=== Directions ===
Scan the listing below for "channel", then report every line that has it.

┌────────

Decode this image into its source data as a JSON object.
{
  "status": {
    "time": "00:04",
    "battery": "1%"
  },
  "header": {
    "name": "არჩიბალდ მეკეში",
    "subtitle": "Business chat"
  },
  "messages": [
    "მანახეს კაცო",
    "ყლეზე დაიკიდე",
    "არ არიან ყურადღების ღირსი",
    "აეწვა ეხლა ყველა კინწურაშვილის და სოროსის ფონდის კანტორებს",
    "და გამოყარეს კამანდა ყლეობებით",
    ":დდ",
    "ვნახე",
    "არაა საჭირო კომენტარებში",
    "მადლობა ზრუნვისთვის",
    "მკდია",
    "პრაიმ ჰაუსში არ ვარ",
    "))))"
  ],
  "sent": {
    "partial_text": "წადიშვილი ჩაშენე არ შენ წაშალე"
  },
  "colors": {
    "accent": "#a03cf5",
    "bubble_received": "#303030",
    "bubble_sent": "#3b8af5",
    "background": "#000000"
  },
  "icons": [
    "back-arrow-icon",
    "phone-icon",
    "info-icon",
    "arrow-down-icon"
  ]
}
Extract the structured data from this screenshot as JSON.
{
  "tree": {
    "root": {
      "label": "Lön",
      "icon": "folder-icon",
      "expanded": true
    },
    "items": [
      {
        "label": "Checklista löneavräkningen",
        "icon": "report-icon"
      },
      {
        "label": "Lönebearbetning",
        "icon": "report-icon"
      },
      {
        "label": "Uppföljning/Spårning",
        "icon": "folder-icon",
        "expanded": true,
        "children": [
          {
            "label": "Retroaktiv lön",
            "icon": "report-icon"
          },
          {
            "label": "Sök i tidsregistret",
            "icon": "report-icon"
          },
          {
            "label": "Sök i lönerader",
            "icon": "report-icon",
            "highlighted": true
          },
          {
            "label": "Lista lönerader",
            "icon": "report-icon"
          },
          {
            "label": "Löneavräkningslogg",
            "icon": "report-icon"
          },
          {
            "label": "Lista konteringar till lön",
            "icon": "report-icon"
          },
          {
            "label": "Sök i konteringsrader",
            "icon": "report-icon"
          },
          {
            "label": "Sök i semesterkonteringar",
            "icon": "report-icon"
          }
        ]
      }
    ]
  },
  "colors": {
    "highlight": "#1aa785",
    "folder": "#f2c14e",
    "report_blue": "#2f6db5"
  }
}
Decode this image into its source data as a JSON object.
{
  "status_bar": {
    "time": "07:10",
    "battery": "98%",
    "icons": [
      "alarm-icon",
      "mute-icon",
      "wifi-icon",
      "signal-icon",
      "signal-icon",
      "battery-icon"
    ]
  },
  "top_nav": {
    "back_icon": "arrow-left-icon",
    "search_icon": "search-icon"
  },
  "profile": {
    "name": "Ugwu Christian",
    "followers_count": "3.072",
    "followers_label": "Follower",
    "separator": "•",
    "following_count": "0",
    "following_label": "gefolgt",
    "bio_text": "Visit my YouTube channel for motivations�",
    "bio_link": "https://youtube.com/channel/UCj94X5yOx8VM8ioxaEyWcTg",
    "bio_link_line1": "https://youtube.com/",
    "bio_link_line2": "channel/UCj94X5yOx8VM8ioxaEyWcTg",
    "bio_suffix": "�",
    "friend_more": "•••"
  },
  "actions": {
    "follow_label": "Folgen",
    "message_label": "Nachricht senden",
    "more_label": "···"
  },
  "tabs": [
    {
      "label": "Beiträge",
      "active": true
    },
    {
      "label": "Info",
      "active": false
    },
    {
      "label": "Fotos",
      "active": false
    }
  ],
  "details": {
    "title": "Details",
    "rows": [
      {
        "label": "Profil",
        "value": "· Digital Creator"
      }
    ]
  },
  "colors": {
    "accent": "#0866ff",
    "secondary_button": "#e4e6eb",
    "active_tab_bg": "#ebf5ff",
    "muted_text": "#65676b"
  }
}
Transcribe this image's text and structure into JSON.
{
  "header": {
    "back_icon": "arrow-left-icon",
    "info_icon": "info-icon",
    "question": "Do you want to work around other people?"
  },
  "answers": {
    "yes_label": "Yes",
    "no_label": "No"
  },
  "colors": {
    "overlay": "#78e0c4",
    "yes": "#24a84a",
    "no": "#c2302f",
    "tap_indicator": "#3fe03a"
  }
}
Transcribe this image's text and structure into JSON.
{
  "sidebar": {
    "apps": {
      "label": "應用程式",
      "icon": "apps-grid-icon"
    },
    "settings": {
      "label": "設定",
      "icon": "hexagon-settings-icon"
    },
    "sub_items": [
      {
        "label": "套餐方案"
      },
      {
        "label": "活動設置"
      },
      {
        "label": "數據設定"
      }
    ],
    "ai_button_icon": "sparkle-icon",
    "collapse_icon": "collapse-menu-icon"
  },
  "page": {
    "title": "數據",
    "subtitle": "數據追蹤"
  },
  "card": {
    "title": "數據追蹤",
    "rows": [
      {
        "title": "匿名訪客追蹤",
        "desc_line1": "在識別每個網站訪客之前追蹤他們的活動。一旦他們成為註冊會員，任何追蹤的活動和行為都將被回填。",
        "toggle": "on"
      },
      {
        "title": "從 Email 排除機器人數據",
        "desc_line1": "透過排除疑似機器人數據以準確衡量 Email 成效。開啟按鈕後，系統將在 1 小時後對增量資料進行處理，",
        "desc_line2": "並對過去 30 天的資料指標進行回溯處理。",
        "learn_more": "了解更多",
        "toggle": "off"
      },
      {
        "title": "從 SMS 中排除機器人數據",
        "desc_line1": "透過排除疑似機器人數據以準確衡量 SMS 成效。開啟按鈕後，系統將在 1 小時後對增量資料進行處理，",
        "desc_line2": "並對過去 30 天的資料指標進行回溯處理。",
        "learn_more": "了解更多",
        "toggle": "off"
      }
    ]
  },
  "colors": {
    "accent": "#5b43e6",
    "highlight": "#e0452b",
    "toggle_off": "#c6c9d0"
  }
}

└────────

=== Answer to this problem ===
    "bio_text": "Visit my YouTube channel for motivations�",
    "bio_link": "https://youtube.com/channel/UCj94X5yOx8VM8ioxaEyWcTg",
    "bio_link_line2": "channel/UCj94X5yOx8VM8ioxaEyWcTg",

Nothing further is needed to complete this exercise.